- Adaptability: As the work landscape continues to evolve, being adaptable to varied working models while advocating for preferences might become a valuable trait.
C. For the Industry: Shaping Future Work Models
- Embracing Flexibility: The industry, at large, might witness a continued trend towards flexible working models that accommodate varied preferences and enhance work-life balance.
- Technological Adaptations: With remote and hybrid models in play, technological adaptations and innovations that facilitate seamless remote work are likely to gain prominence.
- Policy Development: Developing policies that not only comply with legal and ethical standards but also consider the well-being and preferences of employees might become a focal point in shaping organizational cultures.
D. Broader Socio-Economic Implications
- Urbanization and Real Estate: A shift towards remote work might impact urbanization trends and real estate markets, particularly in traditionally commercial areas.
- Transportation and Environment: Reduced commuting due to remote work models could have notable impacts on transportation systems and potentially contribute to environmental conservation efforts.
- Work-Life Integration: The integration of work into home environments might continue to shape lifestyles, living spaces, and work-life balance dynamics.
While the survey provides valuable insights into the preferences and tendencies of fully remote workers, it is crucial to acknowledge the limitations inherent in the findings and their applicability:
A. Sample Diversity
- Geographical and Cultural Bias: The survey was conducted via LinkedIn and CareerBuildingJobs.com, which have a significant slant toward UK & US readership.
B. Response Bias
- Voluntary Participation: Given that participation was voluntary, the responses might be skewed towards individuals with stronger opinions or experiences related to the survey topics.
- Fully Remote Workers: The survey exclusively targeted fully remote workers, which might not fully represent the perspectives of those in hybrid models or those who have recently transitioned to remote work.
C. Depth of Data

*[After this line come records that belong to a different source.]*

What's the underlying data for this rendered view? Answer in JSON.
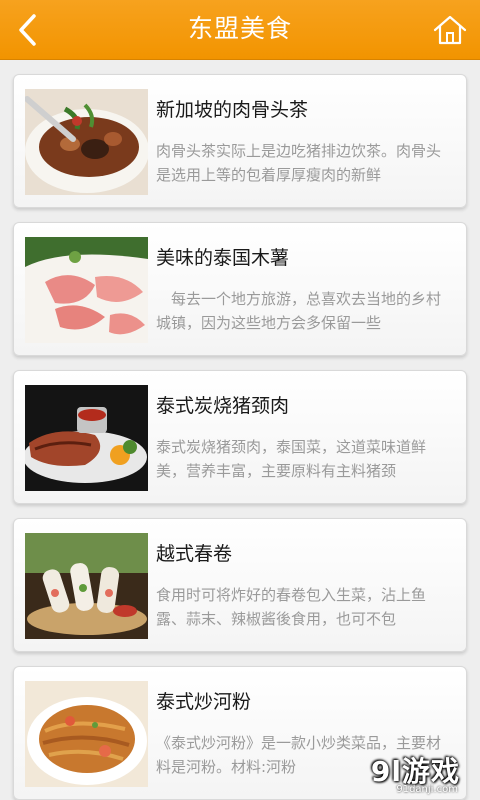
{
  "header": {
    "title": "东盟美食",
    "back_icon": "chevron-left-icon",
    "home_icon": "home-icon"
  },
  "colors": {
    "header_bg": "#f29400",
    "title_text": "#1a1a1a",
    "desc_text": "#9a9a9a"
  },
  "items": [
    {
      "title": "新加坡的肉骨头茶",
      "desc": "肉骨头茶实际上是边吃猪排边饮茶。肉骨头是选用上等的包着厚厚瘦肉的新鲜"
    },
    {
      "title": "美味的泰国木薯",
      "desc": "　每去一个地方旅游，总喜欢去当地的乡村城镇，因为这些地方会多保留一些"
    },
    {
      "title": "泰式炭烧猪颈肉",
      "desc": "泰式炭烧猪颈肉，泰国菜，这道菜味道鲜美，营养丰富，主要原料有主料猪颈"
    },
    {
      "title": "越式春卷",
      "desc": "食用时可将炸好的春卷包入生菜，沾上鱼露、蒜末、辣椒酱後食用，也可不包"
    },
    {
      "title": "泰式炒河粉",
      "desc": "《泰式炒河粉》是一款小炒类菜品，主要材料是河粉。材料:河粉"
    }
  ],
  "watermark": {
    "logo": "9l游戏",
    "url": "91danji.com"
  }
}
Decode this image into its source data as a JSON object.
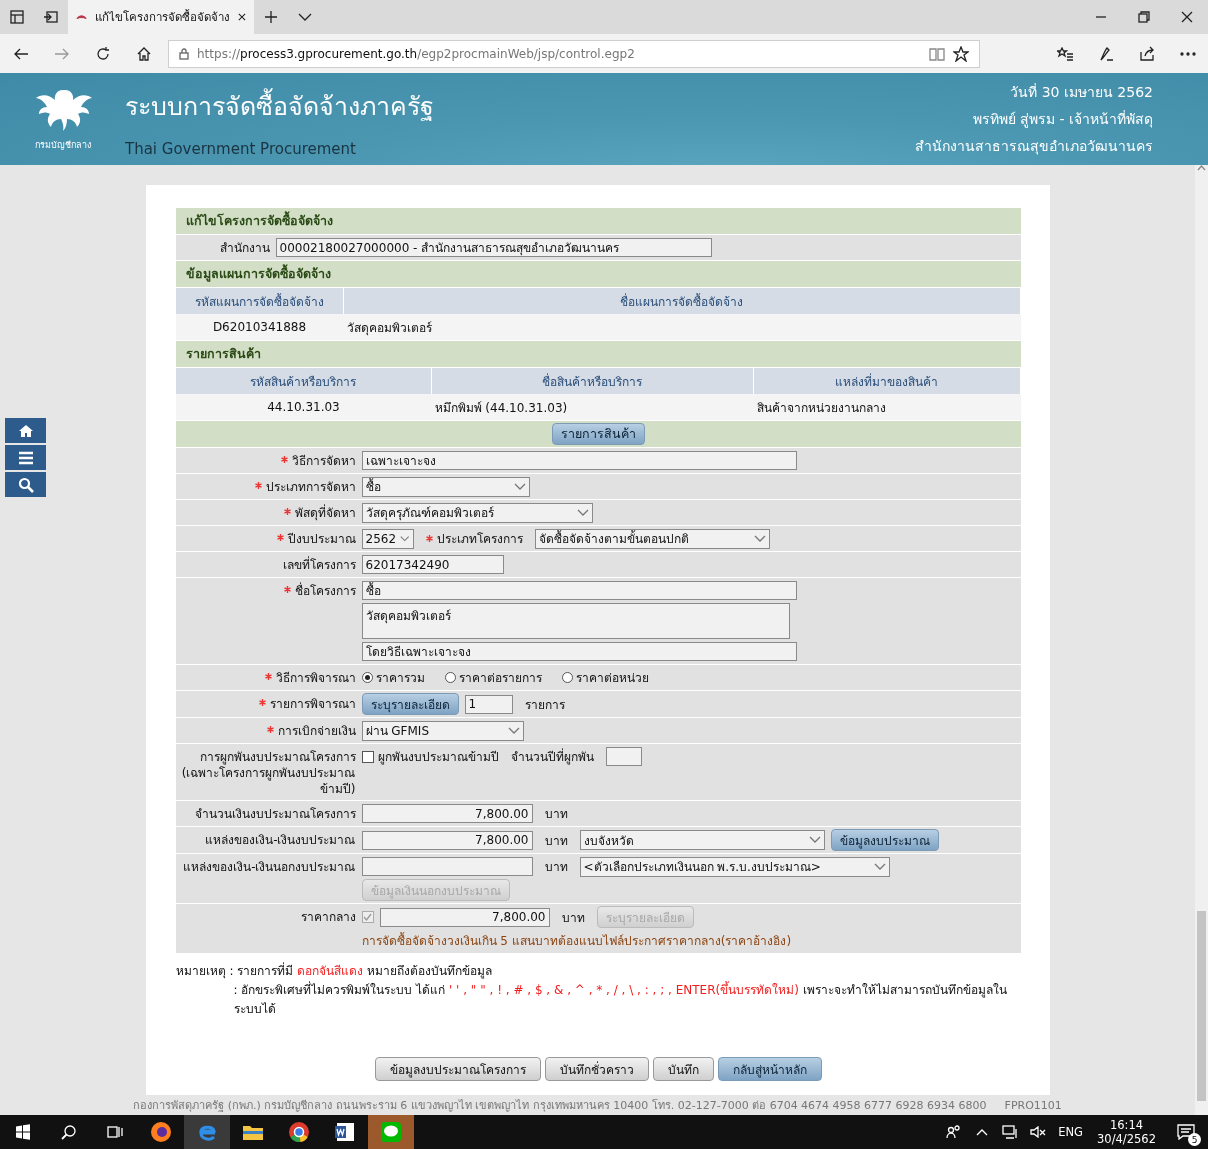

- Lack of Demographic Data: The absence of demographic data, such as age, industry, and role, limits the ability to conduct a more segmented analysis and understand the nuances across different demographic groups.
- Single-Dimensional Responses: The binary nature (Yes/No) of the second question might not capture the varied reasons or conditions under which individuals might seek new employment.
The exploration into the preferences and potential career decisions of fully remote workers amidst the prospect of Return to Office (RTO) mandates unveils a series of insights and implications that are pivotal in the current work landscape. With a dominant preference for maintaining remote work models and a general reluctance to seek new employment despite RTO, the findings underscore the value placed on flexibility and autonomy in work models, while also highlighting a stability and satisfaction in current roles.
Employers, employees, and the broader industry might find these insights valuable in navigating through policy development, career decisions, and future work models. As we continue to traverse through the evolving norms of work, these findings provide a snapshot into the current sentiments and preferences, offering a foundation upon which strategies, policies, and discussions can be built.
In navigating forward, the balance between organizational needs, employee well-being, and broader socio-economic implications will be pivotal in shaping the future of work. As we embrace the insights and navigate through the limitations, the survey provides a lens through which we can contemplate, strategize, and navigate through the evolving narratives of work, location, and career.
Please when referencing this data ensure you link back to this page. For full access to the data please contact [email protected]